As first seen on Livescience.com
It's not you, it's me. That's what the CEOs at three large companies told their superstar athlete spokesmen in the last few months.
First, the Buick division of GM ended its $3 million per year relationship with golfer Tiger Woods one year early.
Next, the NBA's LeBron James lost his connection with Microsoft less than two years after the mega-marketing deal was announced at the 2007 All-Star game. Finally, Pepsi stopped serving uber-soccer marketing star David Beckham.
All three companies issued very polite press releases blaming the struggling economy and wished their sports stars future success. Why did these three deals not work? Was the economy an easy scapegoat, or were these endorsements doomed from the beginning?
For years, researchers have tried to develop models to explain consumer behavior and our emotional reactions to celebrity endorsers. Matching the right spokesperson to the right product is the key.
The three leading theories for endorsement marketing, Source Credibility, Source Attractiveness and Product Match-up, guide companies in making the right choices.
Credibility combines expertise with trustworthiness. The more an athlete is perceived to know about the product, the more credibility points he earns with the audience (i.e. Tiger and golf clubs).
Attractiveness ties together likability and familiarity of the athlete. The more a consumer wants to "be like Mike," the more effective the message. Like credibility, a logical marriage of athlete to product makes for an effective match-up. A relationship that seems forced probably won't make sense to us.
Using these models, the Tiger/Buick, LeBron/Microsoft and Beckham/Pepsi match-ups seem illogical in our minds. It may be that our mirror neurons were not firing as the advertisers expected.

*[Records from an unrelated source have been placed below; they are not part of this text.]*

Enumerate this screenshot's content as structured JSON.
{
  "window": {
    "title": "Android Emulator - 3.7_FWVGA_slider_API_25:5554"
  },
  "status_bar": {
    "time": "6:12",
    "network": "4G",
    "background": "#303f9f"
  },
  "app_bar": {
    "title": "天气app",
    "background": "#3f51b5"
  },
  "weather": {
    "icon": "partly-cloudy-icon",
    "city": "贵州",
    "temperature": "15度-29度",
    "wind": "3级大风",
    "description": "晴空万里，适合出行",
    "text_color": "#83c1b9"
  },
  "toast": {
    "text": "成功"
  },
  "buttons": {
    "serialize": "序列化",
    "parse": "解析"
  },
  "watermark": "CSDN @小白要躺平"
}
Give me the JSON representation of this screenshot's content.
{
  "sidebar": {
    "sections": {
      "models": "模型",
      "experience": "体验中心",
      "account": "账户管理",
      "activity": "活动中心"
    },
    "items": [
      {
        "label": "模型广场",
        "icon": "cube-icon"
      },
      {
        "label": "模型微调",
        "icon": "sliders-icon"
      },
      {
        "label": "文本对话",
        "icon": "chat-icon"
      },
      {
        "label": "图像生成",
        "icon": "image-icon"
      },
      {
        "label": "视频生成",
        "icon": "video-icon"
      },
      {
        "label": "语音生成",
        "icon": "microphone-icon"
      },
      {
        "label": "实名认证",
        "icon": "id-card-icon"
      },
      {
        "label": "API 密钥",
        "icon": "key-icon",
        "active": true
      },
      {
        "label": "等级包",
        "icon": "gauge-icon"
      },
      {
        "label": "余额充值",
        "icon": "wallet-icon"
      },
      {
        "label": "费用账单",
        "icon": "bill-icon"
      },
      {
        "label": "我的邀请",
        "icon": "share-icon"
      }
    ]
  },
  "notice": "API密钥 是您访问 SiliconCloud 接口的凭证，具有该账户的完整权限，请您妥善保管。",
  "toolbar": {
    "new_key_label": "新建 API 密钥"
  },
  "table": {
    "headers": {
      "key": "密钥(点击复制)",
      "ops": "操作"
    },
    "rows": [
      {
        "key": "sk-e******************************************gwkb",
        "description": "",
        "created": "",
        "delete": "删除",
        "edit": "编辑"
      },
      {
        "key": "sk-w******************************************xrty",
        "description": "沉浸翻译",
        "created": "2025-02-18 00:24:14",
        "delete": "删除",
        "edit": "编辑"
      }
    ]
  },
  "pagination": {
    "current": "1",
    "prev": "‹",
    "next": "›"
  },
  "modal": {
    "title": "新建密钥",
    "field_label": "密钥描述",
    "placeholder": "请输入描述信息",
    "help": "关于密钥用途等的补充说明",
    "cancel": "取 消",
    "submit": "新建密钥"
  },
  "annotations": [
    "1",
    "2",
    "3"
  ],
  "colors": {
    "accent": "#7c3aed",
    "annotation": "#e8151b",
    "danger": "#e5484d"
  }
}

Located in the prefrontal cortex, these neurons can be activated by observing someone else making an action. When you watch Beckham kick a soccer ball, the same neurons light up as if you were actually kicking the ball. This reaction is the basis of imitation learning theories.
Marketers are now trying to make use of this brain function by observing consumers' brain activity using functional magnetic resonance imaging (fMRI). In his recent book, Buyology, (2008, Broadway Books), Martin Lindstrom begins to apply this neuroscience to why we buy things.
According to Lindstrom, Abercrombie and Fitch use this idea in their stores: the "large blow-up posters of half-naked models" make your "mirror neurons fire-up."
That might be a stretch, but Roger Dooley, consultant and author of the blog, Neuromarketing, does see a connection when using athlete endorsers. "This research suggests a basis in neuroscience for the “believe in your product” advice,” he commented.
“While the individual hearing the sales pitch may be listening to the words, her brain’s mirror neurons are firing at the same time in reaction to the salesperson’s emotions, demeanor, etc. If there’s a disconnect between the words that are cognitively processed and the emotions that are mirrored, the pitch will probably be less effective.
"Neuromarketers should take note, too. While ads normally employ professional actors who have the ability to accurately simulate the desired emotions and state of mind, pitches that use celebrity athlete endorsers...may suffer if the viewer finds the emotions don’t match the words."
We can watch Tiger hit a golf ball with his Nike clubs and our brain can imagine (or fantasize) about swinging those same clubs. But, watching Tiger drive a Buick or imagining LeBron working on an Excel spreadsheet breaks the mirror and the connection with our hero.
Of course, seeing Beckham dressed as a cowboy, surfer and gladiator while drinking a Pepsi destroyed much of his athletic credibility.
Companies will continue to invest in athletes and their persuasive powers over the masses. Forbes magazine recently named the ten most influential American athletes, as named by respondents to a survey by E-Poll Market Research.
Woods tied with Lance Armstrong for the top spot, with 36 percent describing them as influential. Twenty-five percent said James was influential. As long as the products they pitch match their athletic profile, our neurons will open our wallets.